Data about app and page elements
• • • • • • •
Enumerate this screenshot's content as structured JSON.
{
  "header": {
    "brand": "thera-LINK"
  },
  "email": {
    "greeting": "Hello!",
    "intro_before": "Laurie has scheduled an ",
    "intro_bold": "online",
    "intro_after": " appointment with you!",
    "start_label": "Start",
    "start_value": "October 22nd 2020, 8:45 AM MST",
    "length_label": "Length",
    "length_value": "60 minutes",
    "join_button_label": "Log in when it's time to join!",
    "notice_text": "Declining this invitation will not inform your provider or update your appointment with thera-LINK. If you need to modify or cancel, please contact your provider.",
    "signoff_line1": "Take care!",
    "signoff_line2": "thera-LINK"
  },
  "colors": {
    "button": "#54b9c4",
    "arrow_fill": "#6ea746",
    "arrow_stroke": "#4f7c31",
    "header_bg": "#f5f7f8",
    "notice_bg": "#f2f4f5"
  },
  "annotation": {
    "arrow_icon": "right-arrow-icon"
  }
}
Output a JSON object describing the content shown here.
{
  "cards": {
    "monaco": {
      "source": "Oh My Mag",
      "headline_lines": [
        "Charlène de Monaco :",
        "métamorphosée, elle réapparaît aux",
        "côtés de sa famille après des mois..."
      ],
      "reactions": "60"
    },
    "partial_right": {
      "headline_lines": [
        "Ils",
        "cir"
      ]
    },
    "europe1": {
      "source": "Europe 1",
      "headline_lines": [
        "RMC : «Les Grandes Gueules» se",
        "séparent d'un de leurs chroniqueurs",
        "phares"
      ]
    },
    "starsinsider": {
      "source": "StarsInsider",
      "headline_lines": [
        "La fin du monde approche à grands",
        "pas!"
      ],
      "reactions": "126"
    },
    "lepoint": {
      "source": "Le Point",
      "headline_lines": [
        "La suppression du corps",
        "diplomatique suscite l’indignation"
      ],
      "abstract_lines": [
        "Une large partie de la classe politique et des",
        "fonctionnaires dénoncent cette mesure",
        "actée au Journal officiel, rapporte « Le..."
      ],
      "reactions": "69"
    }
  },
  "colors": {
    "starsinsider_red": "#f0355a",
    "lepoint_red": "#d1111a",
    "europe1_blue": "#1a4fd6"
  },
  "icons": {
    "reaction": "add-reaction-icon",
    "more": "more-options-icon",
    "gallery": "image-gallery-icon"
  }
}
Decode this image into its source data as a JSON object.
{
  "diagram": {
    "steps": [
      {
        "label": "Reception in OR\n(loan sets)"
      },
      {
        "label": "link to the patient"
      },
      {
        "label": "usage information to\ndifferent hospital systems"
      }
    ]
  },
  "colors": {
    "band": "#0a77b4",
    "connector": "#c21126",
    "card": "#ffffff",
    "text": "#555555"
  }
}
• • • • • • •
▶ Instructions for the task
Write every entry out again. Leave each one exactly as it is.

▶ Expected answer
Enumerate this screenshot's content as structured JSON.
{
  "header": {
    "brand": "thera-LINK"
  },
  "email": {
    "greeting": "Hello!",
    "intro_before": "Laurie has scheduled an ",
    "intro_bold": "online",
    "intro_after": " appointment with you!",
    "start_label": "Start",
    "start_value": "October 22nd 2020, 8:45 AM MST",
    "length_label": "Length",
    "length_value": "60 minutes",
    "join_button_label": "Log in when it's time to join!",
    "notice_text": "Declining this invitation will not inform your provider or update your appointment with thera-LINK. If you need to modify or cancel, please contact your provider.",
    "signoff_line1": "Take care!",
    "signoff_line2": "thera-LINK"
  },
  "colors": {
    "button": "#54b9c4",
    "arrow_fill": "#6ea746",
    "arrow_stroke": "#4f7c31",
    "header_bg": "#f5f7f8",
    "notice_bg": "#f2f4f5"
  },
  "annotation": {
    "arrow_icon": "right-arrow-icon"
  }
}
Output a JSON object describing the content shown here.
{
  "cards": {
    "monaco": {
      "source": "Oh My Mag",
      "headline_lines": [
        "Charlène de Monaco :",
        "métamorphosée, elle réapparaît aux",
        "côtés de sa famille après des mois..."
      ],
      "reactions": "60"
    },
    "partial_right": {
      "headline_lines": [
        "Ils",
        "cir"
      ]
    },
    "europe1": {
      "source": "Europe 1",
      "headline_lines": [
        "RMC : «Les Grandes Gueules» se",
        "séparent d'un de leurs chroniqueurs",
        "phares"
      ]
    },
    "starsinsider": {
      "source": "StarsInsider",
      "headline_lines": [
        "La fin du monde approche à grands",
        "pas!"
      ],
      "reactions": "126"
    },
    "lepoint": {
      "source": "Le Point",
      "headline_lines": [
        "La suppression du corps",
        "diplomatique suscite l’indignation"
      ],
      "abstract_lines": [
        "Une large partie de la classe politique et des",
        "fonctionnaires dénoncent cette mesure",
        "actée au Journal officiel, rapporte « Le..."
      ],
      "reactions": "69"
    }
  },
  "colors": {
    "starsinsider_red": "#f0355a",
    "lepoint_red": "#d1111a",
    "europe1_blue": "#1a4fd6"
  },
  "icons": {
    "reaction": "add-reaction-icon",
    "more": "more-options-icon",
    "gallery": "image-gallery-icon"
  }
}
Decode this image into its source data as a JSON object.
{
  "diagram": {
    "steps": [
      {
        "label": "Reception in OR\n(loan sets)"
      },
      {
        "label": "link to the patient"
      },
      {
        "label": "usage information to\ndifferent hospital systems"
      }
    ]
  },
  "colors": {
    "band": "#0a77b4",
    "connector": "#c21126",
    "card": "#ffffff",
    "text": "#555555"
  }
}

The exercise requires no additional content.